The exciting agencies overseas have taken their skills and developed business units or specialised offerings that focus in on a tight understanding of a niche area. Some have sponsorship arms that focus upon clever management of brand assets and faces of brands; others have research teams that develop clever insights that media campaigns may be built around. Still others have rolled out events teams that do more than simply manage activations that hand out product samples — they are teams that understand that value of news creation, and so their events and stunts are clever enough to make headlines.

Freuds — the UK-based agency made famous initially for its celebrity connections — has become serious players through developing a number of specialised offerings. Alongside talent management, it now offers an industry-leading insights division, as well as being lead agencies in brand and strategy development.

Exposure PR meanwhile, in London, Tokyo and New York, started life as a fashion agency sending out samples and managing fashion shows. If you look at its showreel at the (shit-hot) work it does now — across all categories — there isn’t a PR poppie with a clipboard in sight.

Another London based ‘previously PR-only’ agency, Lewis, now places as much emphasis on its other offerings — including content, research, advertising and marketing — as traditional PR, and is a strong proponent for saying ‘goodbye to the single-practice agency’.

Imagine how much more interesting we could be instead of just drafting those dull old “thought leader” pieces?

Development of new revenue streams

A smart entrepreneur once told me that the secret to success (and millions in the bank, one assumes) was not in creating many businesses, but rather in creating one which had several income streams.
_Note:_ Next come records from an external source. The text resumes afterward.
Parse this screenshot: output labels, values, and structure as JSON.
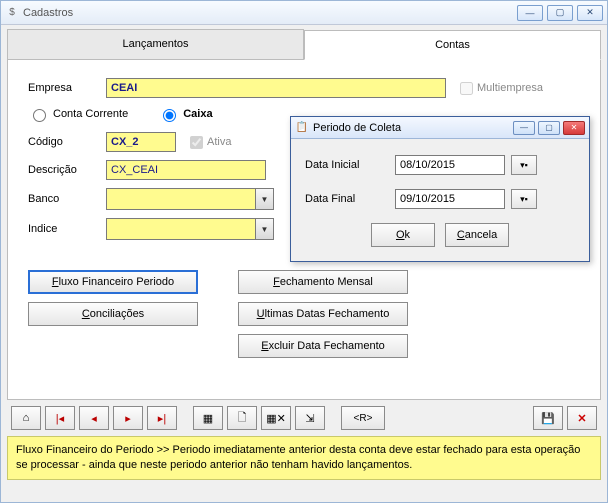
{
  "window": {
    "title": "Cadastros"
  },
  "tabs": {
    "lancamentos": "Lançamentos",
    "contas": "Contas"
  },
  "form": {
    "empresa_label": "Empresa",
    "empresa_value": "CEAI",
    "multiempresa_label": "Multiempresa",
    "radio_conta": "Conta Corrente",
    "radio_caixa": "Caixa",
    "codigo_label": "Código",
    "codigo_value": "CX_2",
    "ativa_label": "Ativa",
    "descricao_label": "Descrição",
    "descricao_value": "CX_CEAI",
    "banco_label": "Banco",
    "indice_label": "Indice"
  },
  "buttons": {
    "fluxo": "Fluxo Financeiro Periodo",
    "conciliacoes": "Conciliações",
    "fechamento": "Fechamento Mensal",
    "ultimas": "Ultimas Datas Fechamento",
    "excluir": "Excluir Data Fechamento"
  },
  "dialog": {
    "title": "Periodo de Coleta",
    "data_inicial_label": "Data Inicial",
    "data_inicial_value": "08/10/2015",
    "data_final_label": "Data Final",
    "data_final_value": "09/10/2015",
    "ok": "Ok",
    "cancela": "Cancela"
  },
  "toolbar": {
    "refresh": "<R>"
  },
  "status": "Fluxo Financeiro do Periodo >> Periodo imediatamente anterior desta conta deve estar fechado para esta operação se processar - ainda que neste periodo anterior não tenham havido lançamentos."
}
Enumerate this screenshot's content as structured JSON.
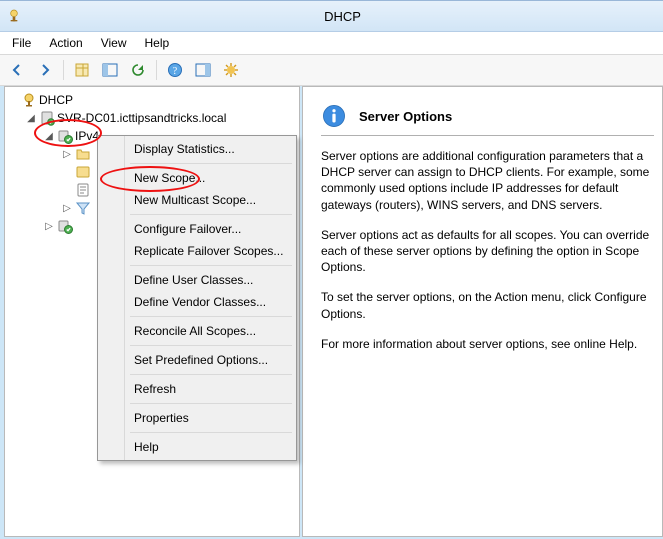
{
  "title": "DHCP",
  "menubar": {
    "file": "File",
    "action": "Action",
    "view": "View",
    "help": "Help"
  },
  "tree": {
    "root": "DHCP",
    "server": "SVR-DC01.icttipsandtricks.local",
    "ipv4": "IPv4"
  },
  "context_menu": {
    "display_statistics": "Display Statistics...",
    "new_scope": "New Scope...",
    "new_multicast_scope": "New Multicast Scope...",
    "configure_failover": "Configure Failover...",
    "replicate_failover": "Replicate Failover Scopes...",
    "define_user_classes": "Define User Classes...",
    "define_vendor_classes": "Define Vendor Classes...",
    "reconcile": "Reconcile All Scopes...",
    "set_predefined": "Set Predefined Options...",
    "refresh": "Refresh",
    "properties": "Properties",
    "help": "Help"
  },
  "content": {
    "heading": "Server Options",
    "p1": "Server options are additional configuration parameters that a DHCP server can assign to DHCP clients. For example, some commonly used options include IP addresses for default gateways (routers), WINS servers, and DNS servers.",
    "p2": "Server options act as defaults for all scopes.  You can override each of these server options by defining the option in Scope Options.",
    "p3": "To set the server options, on the Action menu, click Configure Options.",
    "p4": "For more information about server options, see online Help."
  }
}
Again, the ad and digital people have worked this out: the big ad agencies have incorporated income-producing business units (such as media strategy and buying teams) into their offerings, while the digital folks are cleverly using their talents to create passive income streams through apps and digital innovation.

And what have we PR people been doing meanwhile? Not much except blithering about whether AVE is a good measurement of success (pro tip: it’s not) and patting ourselves on the back because we learnt how to do a Facebook promoted post.
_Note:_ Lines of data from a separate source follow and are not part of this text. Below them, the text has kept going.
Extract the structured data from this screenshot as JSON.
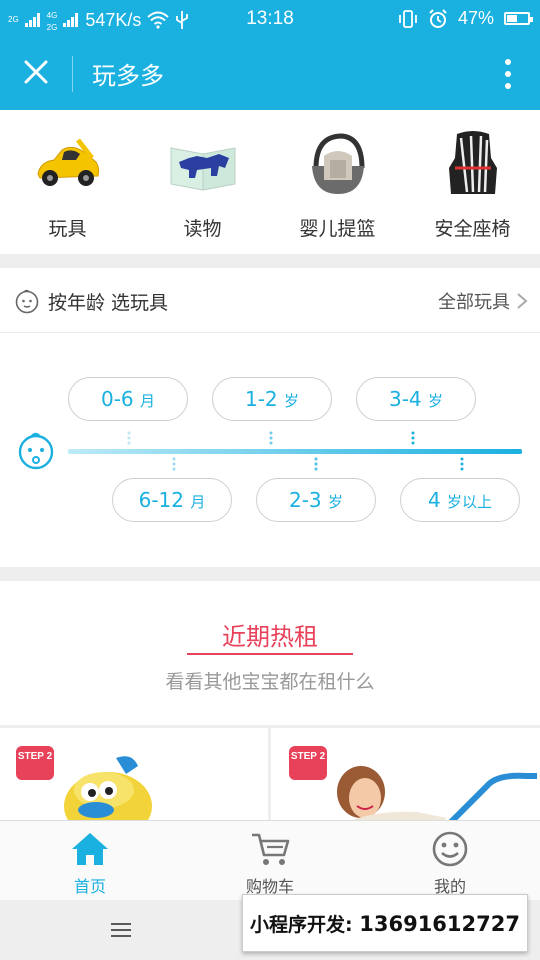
{
  "status_bar": {
    "network_a": "2G",
    "network_b": "4G",
    "network_c": "2G",
    "speed": "547K/s",
    "time": "13:18",
    "battery_text": "47%",
    "battery_level": 0.47,
    "icons": [
      "signal-icon",
      "wifi-icon",
      "usb-icon",
      "vibrate-icon",
      "alarm-icon",
      "battery-icon"
    ]
  },
  "title_bar": {
    "title": "玩多多",
    "color": "#1ab0e0",
    "icons": [
      "close-icon",
      "more-vertical-icon"
    ]
  },
  "categories": [
    {
      "label": "玩具",
      "icon": "toy-car-icon"
    },
    {
      "label": "读物",
      "icon": "book-icon"
    },
    {
      "label": "婴儿提篮",
      "icon": "baby-carrier-icon"
    },
    {
      "label": "安全座椅",
      "icon": "car-seat-icon"
    }
  ],
  "age_section": {
    "title": "按年龄 选玩具",
    "all_link": "全部玩具",
    "top_pills": [
      {
        "num": "0-6",
        "unit": "月"
      },
      {
        "num": "1-2",
        "unit": "岁"
      },
      {
        "num": "3-4",
        "unit": "岁"
      }
    ],
    "bottom_pills": [
      {
        "num": "6-12",
        "unit": "月"
      },
      {
        "num": "2-3",
        "unit": "岁"
      },
      {
        "num": "4",
        "unit": "岁以上"
      }
    ]
  },
  "hot_section": {
    "title": "近期热租",
    "subtitle": "看看其他宝宝都在租什么",
    "accent": "#e8415a"
  },
  "products": [
    {
      "badge": "STEP 2"
    },
    {
      "badge": "STEP 2"
    }
  ],
  "tab_bar": {
    "tabs": [
      {
        "label": "首页",
        "icon": "home-icon",
        "active": true
      },
      {
        "label": "购物车",
        "icon": "cart-icon",
        "active": false
      },
      {
        "label": "我的",
        "icon": "smiley-icon",
        "active": false
      }
    ]
  },
  "promo": {
    "label": "小程序开发:",
    "phone": "13691612727"
  }
}
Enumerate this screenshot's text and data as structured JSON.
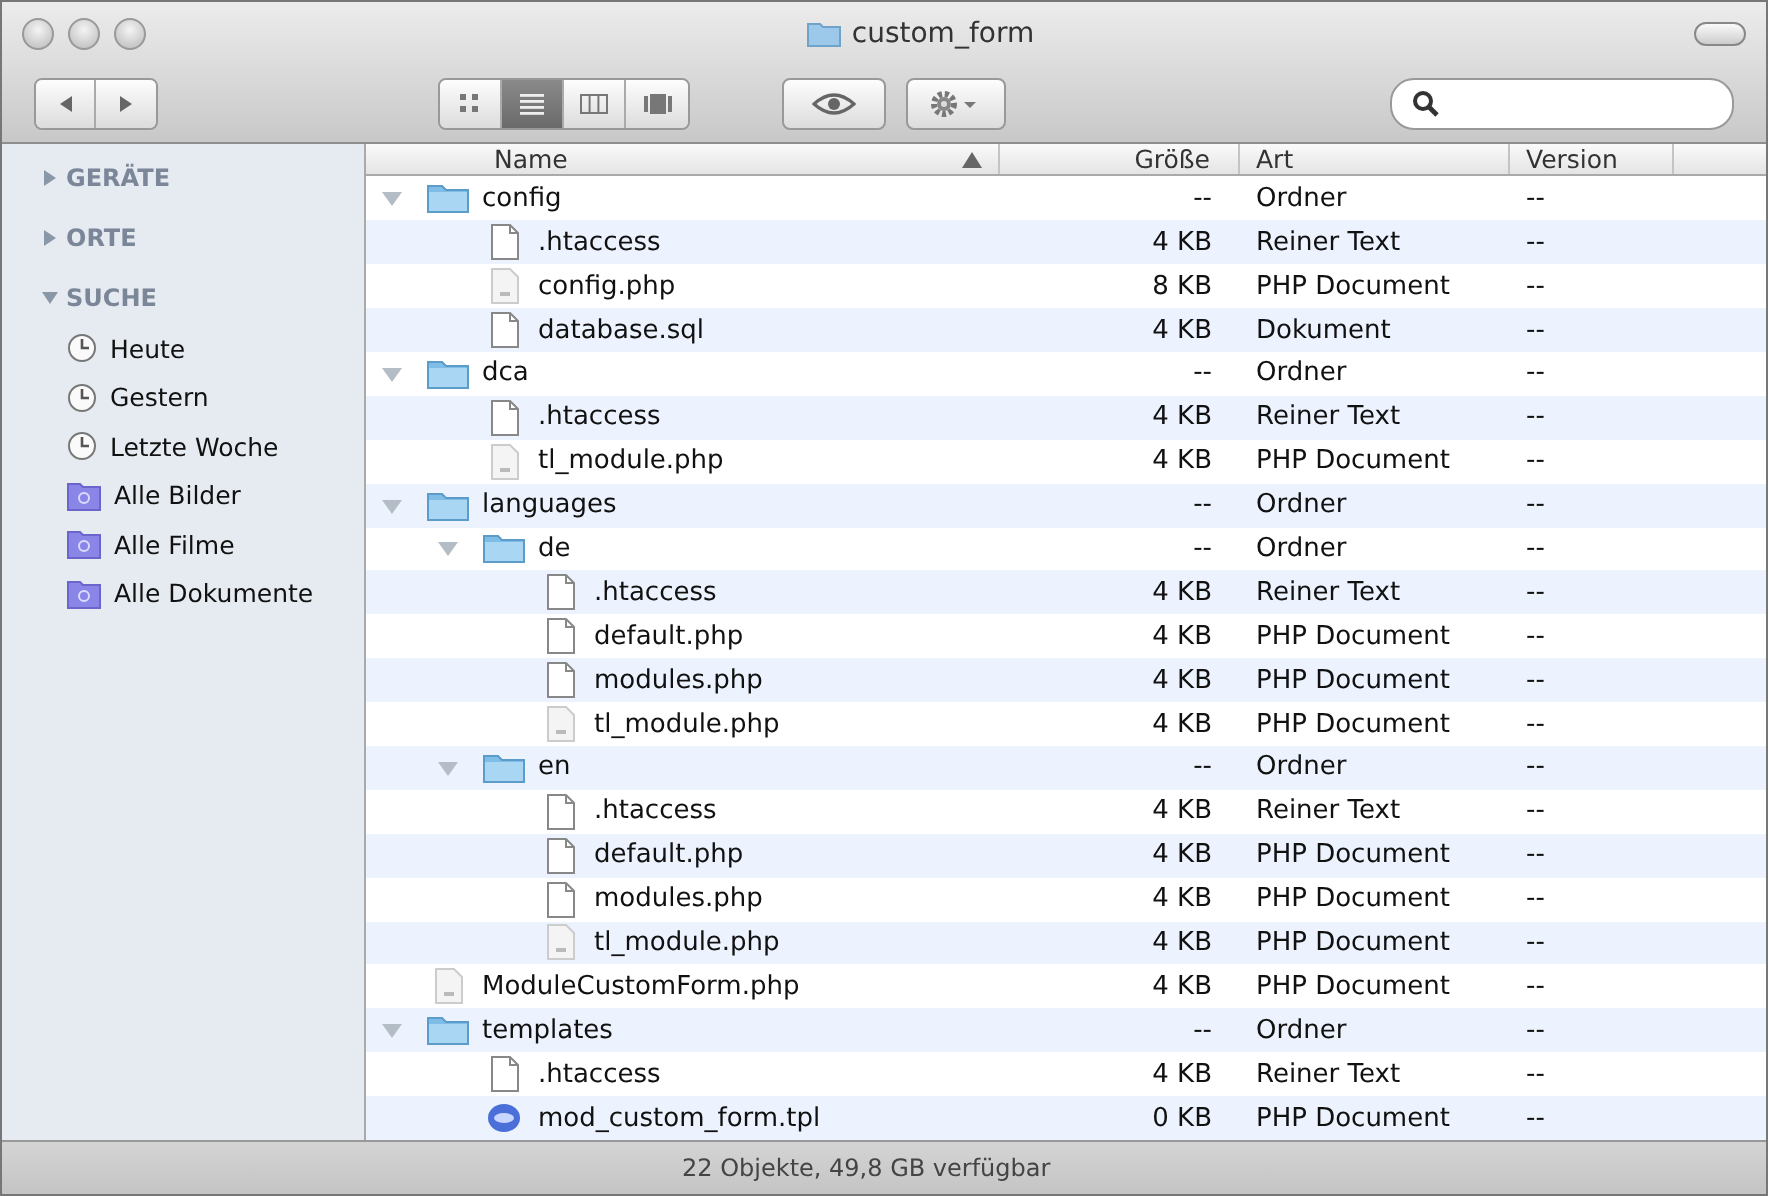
{
  "window": {
    "title": "custom_form"
  },
  "toolbar": {
    "views": [
      {
        "kind": "icons",
        "selected": false
      },
      {
        "kind": "list",
        "selected": true
      },
      {
        "kind": "columns",
        "selected": false
      },
      {
        "kind": "coverflow",
        "selected": false
      }
    ]
  },
  "sidebar": {
    "sections": [
      {
        "title": "GERÄTE",
        "expanded": false
      },
      {
        "title": "ORTE",
        "expanded": false
      },
      {
        "title": "SUCHE",
        "expanded": true,
        "items": [
          {
            "label": "Heute",
            "kind": "clock"
          },
          {
            "label": "Gestern",
            "kind": "clock"
          },
          {
            "label": "Letzte Woche",
            "kind": "clock"
          },
          {
            "label": "Alle Bilder",
            "kind": "smartfolder"
          },
          {
            "label": "Alle Filme",
            "kind": "smartfolder"
          },
          {
            "label": "Alle Dokumente",
            "kind": "smartfolder"
          }
        ]
      }
    ]
  },
  "table": {
    "columns": [
      {
        "label": "Name",
        "sorted": true
      },
      {
        "label": "Größe",
        "sorted": false
      },
      {
        "label": "Art",
        "sorted": false
      },
      {
        "label": "Version",
        "sorted": false
      }
    ],
    "rows": [
      {
        "name": "config",
        "kind": "folder",
        "expanded": true,
        "size": "--",
        "type": "Ordner",
        "version": "--",
        "children": [
          {
            "name": ".htaccess",
            "kind": "text",
            "size": "4 KB",
            "type": "Reiner Text",
            "version": "--"
          },
          {
            "name": "config.php",
            "kind": "php",
            "size": "8 KB",
            "type": "PHP Document",
            "version": "--"
          },
          {
            "name": "database.sql",
            "kind": "text",
            "size": "4 KB",
            "type": "Dokument",
            "version": "--"
          }
        ]
      },
      {
        "name": "dca",
        "kind": "folder",
        "expanded": true,
        "size": "--",
        "type": "Ordner",
        "version": "--",
        "children": [
          {
            "name": ".htaccess",
            "kind": "text",
            "size": "4 KB",
            "type": "Reiner Text",
            "version": "--"
          },
          {
            "name": "tl_module.php",
            "kind": "php",
            "size": "4 KB",
            "type": "PHP Document",
            "version": "--"
          }
        ]
      },
      {
        "name": "languages",
        "kind": "folder",
        "expanded": true,
        "size": "--",
        "type": "Ordner",
        "version": "--",
        "children": [
          {
            "name": "de",
            "kind": "folder",
            "expanded": true,
            "size": "--",
            "type": "Ordner",
            "version": "--",
            "children": [
              {
                "name": ".htaccess",
                "kind": "text",
                "size": "4 KB",
                "type": "Reiner Text",
                "version": "--"
              },
              {
                "name": "default.php",
                "kind": "text",
                "size": "4 KB",
                "type": "PHP Document",
                "version": "--"
              },
              {
                "name": "modules.php",
                "kind": "text",
                "size": "4 KB",
                "type": "PHP Document",
                "version": "--"
              },
              {
                "name": "tl_module.php",
                "kind": "php",
                "size": "4 KB",
                "type": "PHP Document",
                "version": "--"
              }
            ]
          },
          {
            "name": "en",
            "kind": "folder",
            "expanded": true,
            "size": "--",
            "type": "Ordner",
            "version": "--",
            "children": [
              {
                "name": ".htaccess",
                "kind": "text",
                "size": "4 KB",
                "type": "Reiner Text",
                "version": "--"
              },
              {
                "name": "default.php",
                "kind": "text",
                "size": "4 KB",
                "type": "PHP Document",
                "version": "--"
              },
              {
                "name": "modules.php",
                "kind": "text",
                "size": "4 KB",
                "type": "PHP Document",
                "version": "--"
              },
              {
                "name": "tl_module.php",
                "kind": "php",
                "size": "4 KB",
                "type": "PHP Document",
                "version": "--"
              }
            ]
          }
        ]
      },
      {
        "name": "ModuleCustomForm.php",
        "kind": "php",
        "size": "4 KB",
        "type": "PHP Document",
        "version": "--"
      },
      {
        "name": "templates",
        "kind": "folder",
        "expanded": true,
        "size": "--",
        "type": "Ordner",
        "version": "--",
        "children": [
          {
            "name": ".htaccess",
            "kind": "text",
            "size": "4 KB",
            "type": "Reiner Text",
            "version": "--"
          },
          {
            "name": "mod_custom_form.tpl",
            "kind": "phpbadge",
            "size": "0 KB",
            "type": "PHP Document",
            "version": "--"
          }
        ]
      }
    ]
  },
  "status_bar": {
    "text": "22 Objekte, 49,8 GB verfügbar"
  }
}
Personally, I’ve been thinking about some ways in which to develop new income streams which work alongside our PR business (which I’m obviously not going to share in this forum yet — at least until they have been wildly successful and I’m reclining in my private island in the Bahamas). But here are some thought starters-I’ll chuck in for free. Why aren’t PR people being publishers? Could we commercialise a model based around global-asset management for brands — managing the creation, development, licensing and issuing of collateral to news outlets on their behalf? Or what about developing a shit-hot media monitoring, contacts and measurement tool that actually works? The possibilities are endless…

PR agency of the future

Much has been spoken about the “ad agencies of the future”, but not that much about what the PR agency of the future will be. It won’t be much different to that we are seeing now, unless we, as an industry, get out of our little boxes and start to take more risks.

We need to be trying new ways of doing things (even if we fail a couple of times along the way) and we need to become proper consultants who counsel at leadership level, instead of being purely implementers. For me, this means that PR agencies need to radically change from being simply “media-relations specialists” to start looking closely at how they can build their offering to deliver clever insights, creative execution, and innovative offerings and products.

Only then will we still be relevant enough to see in the next couple of decades.

Emma KingEmma King (@EmmainSA) is the owner and MD of The Friday Street Club (@TheFridayStClub). She is allergic to bad grammar and ampersands, but likes working her way through piles of novels and travelling the globe. She contributes the monthly “Dissident Spin Doctor” column on PR and communication issues to